When deciding which disclosures should be used to report on the material sustainability-related risks and opportunities, the same sources mentioned above shall (SASB) or may (CDSB framework and peers reports) be considered. Additionally, GRI standards and ESRS may also be considered. 

Despite these standards addressing a broader audience than only the users of general purpose financial reporting, this recommendation highlights the “practical benefits for preparers of being able to source disclosures from the GRI standards and ESRS”.

In short, there is a clear recommendation to open the door for reporting companies to be allowed to use GRI standards and ESRS where there are gaps in the IFRS standards.

 

What’s next?

Is this it then? The staff paper ends with an interesting note on potential further recommendations that may emerge after subsequent meetings on the fundamental concepts included in the draft S1. It’s interesting to look at the observations on interoperability from the ESRS perspective, as the staff noted:

“Following a similar concept to that outlined regarding the benefits for preparers and users of information of using ESRS as a source of guidance in the absence of a specific IFRS Sustainability Disclosure Standard, there would be benefits for those using ESRS when ‘gaps’ could be filled using IFRS Sustainability Disclosure Standards to assist in meeting the objectives of ESRS […] It is proposed by EFRAG that ESRS 1 would note that in developing entity-specific disclosures, consideration should be given to comparability between entities including by considering other disclosure frameworks.”

Using the materials of the ISSB would foster such comparability. In particular, comparability could be fostered in the near term if it were the case that for climate-related disclosures both those using ISSB Standards and those using ESRS (E1) were referred to Appendix B of [draft] S2 as a basis for providing industry-specific information. Industry-specific requirements are an important component of the ISSB Standards and thus utilising this material (even if illustrative initially) emphasises an important feature of the ISSB’s standards. 

The inclusion of such a reference within ESRS would provide a similar role to the proposals set out in this paper with regard to ESRS in that the ISSB’s materials would be relevant in the absence of a specific ESRS requirement and to the extent it assists in meeting the objectives of ESRS requirements. This approach would result in the ISSB adopting similar methods to assist in providing interoperability.

The last sentence sounds like a pragmatic and beneficial quid pro quo.

Interoperability essentially means standards coming together as a mosaic to fill each other’s gaps. It’s a solid starting point, as it can drive comprehensive and consistent standards faster. And it may open doors for further and deeper interoperability - other interesting staff papers - like this one - look specifically at aligning language and clarifying concepts to make sure their meaning is harmonized across other standards, frameworks and recommendations like TCFD. Deliberations like the decision to include Scope 3 emissions are also a reflection of the efforts to achieve interoperability.

In a recent webinar organized for The Good Governance Academy's 8th Colloquium, an interesting interoperability table for corresponding standards (i.e. standards regarding sustainability issues covered both by IFRS and ISSB) was presented.

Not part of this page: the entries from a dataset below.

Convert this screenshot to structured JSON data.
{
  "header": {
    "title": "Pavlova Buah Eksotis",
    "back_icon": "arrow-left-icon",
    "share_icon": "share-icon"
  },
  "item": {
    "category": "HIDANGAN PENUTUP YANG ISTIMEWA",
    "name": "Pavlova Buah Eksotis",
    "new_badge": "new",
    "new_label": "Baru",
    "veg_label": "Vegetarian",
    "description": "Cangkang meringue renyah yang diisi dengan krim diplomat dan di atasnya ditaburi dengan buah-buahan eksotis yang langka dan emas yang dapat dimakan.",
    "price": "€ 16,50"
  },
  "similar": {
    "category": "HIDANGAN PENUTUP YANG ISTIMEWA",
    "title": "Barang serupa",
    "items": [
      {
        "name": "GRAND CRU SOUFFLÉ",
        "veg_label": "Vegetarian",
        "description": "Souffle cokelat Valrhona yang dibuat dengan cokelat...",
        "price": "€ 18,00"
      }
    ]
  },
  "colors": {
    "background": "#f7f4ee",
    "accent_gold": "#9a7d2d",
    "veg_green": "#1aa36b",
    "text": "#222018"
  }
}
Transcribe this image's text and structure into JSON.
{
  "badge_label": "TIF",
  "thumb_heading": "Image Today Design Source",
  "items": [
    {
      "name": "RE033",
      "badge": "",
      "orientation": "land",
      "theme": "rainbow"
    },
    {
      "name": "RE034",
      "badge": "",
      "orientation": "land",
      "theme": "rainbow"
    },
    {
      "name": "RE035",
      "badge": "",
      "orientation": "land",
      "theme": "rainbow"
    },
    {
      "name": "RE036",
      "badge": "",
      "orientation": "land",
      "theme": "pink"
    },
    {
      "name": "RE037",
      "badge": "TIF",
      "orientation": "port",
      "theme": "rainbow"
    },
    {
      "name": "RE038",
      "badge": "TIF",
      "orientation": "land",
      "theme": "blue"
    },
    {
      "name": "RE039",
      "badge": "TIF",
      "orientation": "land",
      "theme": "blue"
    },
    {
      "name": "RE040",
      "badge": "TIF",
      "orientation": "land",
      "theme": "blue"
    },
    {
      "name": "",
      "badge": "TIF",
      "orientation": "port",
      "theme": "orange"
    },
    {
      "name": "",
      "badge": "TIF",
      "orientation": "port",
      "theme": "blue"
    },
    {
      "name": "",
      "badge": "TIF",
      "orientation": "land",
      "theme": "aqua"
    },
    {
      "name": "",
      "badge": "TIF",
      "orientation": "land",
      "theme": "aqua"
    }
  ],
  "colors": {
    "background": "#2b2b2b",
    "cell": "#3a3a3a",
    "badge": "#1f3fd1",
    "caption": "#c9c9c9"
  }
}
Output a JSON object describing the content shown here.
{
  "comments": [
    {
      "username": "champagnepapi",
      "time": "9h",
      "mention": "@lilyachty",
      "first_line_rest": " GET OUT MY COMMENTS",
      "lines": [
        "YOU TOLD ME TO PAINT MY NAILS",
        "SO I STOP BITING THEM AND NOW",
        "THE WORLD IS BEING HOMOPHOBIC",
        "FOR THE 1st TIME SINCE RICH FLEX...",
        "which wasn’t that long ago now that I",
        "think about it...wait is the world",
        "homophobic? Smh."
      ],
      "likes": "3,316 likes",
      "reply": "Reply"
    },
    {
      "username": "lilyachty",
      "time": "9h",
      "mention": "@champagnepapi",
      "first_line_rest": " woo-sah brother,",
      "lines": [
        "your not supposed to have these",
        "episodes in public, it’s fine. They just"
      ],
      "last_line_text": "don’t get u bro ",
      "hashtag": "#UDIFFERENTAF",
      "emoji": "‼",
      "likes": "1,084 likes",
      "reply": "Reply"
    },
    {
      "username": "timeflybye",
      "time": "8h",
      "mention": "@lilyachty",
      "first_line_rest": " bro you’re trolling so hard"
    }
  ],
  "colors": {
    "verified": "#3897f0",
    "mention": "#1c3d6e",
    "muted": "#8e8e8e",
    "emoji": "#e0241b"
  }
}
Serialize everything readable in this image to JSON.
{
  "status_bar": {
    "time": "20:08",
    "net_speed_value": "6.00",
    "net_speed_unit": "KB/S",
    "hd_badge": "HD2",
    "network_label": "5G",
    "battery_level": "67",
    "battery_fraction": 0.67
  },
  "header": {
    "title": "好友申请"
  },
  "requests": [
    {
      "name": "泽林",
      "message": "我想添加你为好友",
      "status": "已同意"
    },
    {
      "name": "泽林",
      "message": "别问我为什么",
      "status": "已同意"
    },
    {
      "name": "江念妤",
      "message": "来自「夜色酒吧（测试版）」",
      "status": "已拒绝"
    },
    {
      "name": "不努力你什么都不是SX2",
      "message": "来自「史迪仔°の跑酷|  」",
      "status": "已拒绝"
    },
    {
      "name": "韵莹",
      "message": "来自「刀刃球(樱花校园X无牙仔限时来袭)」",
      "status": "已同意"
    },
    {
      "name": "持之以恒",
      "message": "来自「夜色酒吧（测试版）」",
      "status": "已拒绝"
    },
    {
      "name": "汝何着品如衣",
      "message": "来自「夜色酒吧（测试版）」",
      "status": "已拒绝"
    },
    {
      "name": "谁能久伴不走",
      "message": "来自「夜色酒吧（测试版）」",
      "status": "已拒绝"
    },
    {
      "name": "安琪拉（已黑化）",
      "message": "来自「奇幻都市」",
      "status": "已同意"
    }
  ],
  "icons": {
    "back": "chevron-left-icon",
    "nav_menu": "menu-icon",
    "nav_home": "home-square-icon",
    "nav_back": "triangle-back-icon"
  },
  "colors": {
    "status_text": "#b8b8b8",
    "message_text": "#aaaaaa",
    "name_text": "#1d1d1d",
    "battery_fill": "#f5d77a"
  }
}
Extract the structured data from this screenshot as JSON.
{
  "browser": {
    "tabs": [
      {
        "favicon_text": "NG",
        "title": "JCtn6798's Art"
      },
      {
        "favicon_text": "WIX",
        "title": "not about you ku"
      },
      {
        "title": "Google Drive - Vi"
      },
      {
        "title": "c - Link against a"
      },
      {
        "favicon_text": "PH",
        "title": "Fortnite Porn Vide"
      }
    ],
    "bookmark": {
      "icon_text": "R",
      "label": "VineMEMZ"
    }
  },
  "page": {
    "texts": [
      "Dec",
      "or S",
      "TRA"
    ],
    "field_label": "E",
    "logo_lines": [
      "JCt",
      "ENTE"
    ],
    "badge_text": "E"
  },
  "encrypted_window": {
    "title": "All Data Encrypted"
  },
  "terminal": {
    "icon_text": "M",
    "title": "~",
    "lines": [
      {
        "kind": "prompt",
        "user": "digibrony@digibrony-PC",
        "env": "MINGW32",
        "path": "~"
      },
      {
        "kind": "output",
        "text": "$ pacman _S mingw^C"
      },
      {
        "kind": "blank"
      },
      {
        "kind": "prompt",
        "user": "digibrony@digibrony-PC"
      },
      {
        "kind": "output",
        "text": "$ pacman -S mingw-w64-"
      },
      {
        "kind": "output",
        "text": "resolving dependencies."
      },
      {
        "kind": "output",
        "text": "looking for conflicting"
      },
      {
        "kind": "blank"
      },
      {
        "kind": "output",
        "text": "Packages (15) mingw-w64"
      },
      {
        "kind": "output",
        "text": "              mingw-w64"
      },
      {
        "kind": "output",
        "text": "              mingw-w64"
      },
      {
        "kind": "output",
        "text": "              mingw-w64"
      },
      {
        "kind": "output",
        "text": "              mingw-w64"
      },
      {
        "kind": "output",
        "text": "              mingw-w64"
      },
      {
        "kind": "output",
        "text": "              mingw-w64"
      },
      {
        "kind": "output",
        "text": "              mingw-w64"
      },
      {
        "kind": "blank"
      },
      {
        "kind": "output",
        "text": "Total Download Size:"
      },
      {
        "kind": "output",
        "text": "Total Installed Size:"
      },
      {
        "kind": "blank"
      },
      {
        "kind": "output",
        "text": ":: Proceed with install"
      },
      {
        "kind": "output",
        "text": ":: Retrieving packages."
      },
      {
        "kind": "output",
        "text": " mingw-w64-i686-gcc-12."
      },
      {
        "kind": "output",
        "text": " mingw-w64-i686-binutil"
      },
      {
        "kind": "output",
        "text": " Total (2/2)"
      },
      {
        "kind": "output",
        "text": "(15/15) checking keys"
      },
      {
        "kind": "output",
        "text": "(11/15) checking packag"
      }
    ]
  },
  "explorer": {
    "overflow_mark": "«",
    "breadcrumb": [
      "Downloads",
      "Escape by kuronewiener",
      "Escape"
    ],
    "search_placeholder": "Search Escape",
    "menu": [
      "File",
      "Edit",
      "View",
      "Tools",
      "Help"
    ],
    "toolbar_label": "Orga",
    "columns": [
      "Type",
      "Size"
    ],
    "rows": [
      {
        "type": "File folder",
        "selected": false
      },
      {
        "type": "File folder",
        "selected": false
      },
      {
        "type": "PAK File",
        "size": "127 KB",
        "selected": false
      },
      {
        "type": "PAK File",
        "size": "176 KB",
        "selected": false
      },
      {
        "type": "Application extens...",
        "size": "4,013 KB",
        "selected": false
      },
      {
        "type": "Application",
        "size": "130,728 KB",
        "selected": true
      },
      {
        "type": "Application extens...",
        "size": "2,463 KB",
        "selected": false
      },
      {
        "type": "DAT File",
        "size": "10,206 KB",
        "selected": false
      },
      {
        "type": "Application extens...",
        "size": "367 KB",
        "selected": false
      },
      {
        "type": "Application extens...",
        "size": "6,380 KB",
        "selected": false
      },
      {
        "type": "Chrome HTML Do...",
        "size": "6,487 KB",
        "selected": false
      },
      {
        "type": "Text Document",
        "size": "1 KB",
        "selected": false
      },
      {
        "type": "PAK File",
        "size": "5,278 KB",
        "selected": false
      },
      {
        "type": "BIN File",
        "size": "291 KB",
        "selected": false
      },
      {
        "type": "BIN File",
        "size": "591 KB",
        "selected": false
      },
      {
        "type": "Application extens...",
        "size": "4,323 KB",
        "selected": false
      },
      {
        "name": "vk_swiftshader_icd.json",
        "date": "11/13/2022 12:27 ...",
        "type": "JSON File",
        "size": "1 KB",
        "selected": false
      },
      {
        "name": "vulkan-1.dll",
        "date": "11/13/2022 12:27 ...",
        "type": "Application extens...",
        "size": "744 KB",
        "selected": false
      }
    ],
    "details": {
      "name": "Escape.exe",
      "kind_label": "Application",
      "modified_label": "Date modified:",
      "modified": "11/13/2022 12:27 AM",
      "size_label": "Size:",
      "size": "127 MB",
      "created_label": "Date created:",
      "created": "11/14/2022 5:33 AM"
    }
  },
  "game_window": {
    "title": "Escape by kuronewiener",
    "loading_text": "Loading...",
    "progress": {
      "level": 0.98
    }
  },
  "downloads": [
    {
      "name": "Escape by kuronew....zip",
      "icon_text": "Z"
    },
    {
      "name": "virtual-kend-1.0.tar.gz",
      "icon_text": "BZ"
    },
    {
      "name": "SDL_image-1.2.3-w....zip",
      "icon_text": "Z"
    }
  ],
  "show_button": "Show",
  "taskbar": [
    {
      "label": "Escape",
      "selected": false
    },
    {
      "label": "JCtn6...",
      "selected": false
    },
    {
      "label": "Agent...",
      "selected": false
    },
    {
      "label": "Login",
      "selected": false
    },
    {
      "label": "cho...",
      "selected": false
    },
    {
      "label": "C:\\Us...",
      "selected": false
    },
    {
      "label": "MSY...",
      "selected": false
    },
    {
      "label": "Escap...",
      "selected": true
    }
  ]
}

The goal is to maximize the standards in column B and minimize those in columns A and C:

Aligning disclosure requirements:

Column A

Column B

Column C

Disclosures only for ISSB

Disclosures relevant to both ISSB & ESRS

Disclosures only for ESRS

For now, it is promising to see that interoperability is finally more than simply standard-setting jargon.

While ISSB has confirmed the presence of SASB and CDSB as sources of guidance, a deliberation on GRI and ESRS is still pending. With reports pointing to increased activity on the interoperability front, and the announcement IFRS made today at COP27, would it be too ambitious to hope for a major breakthrough soon?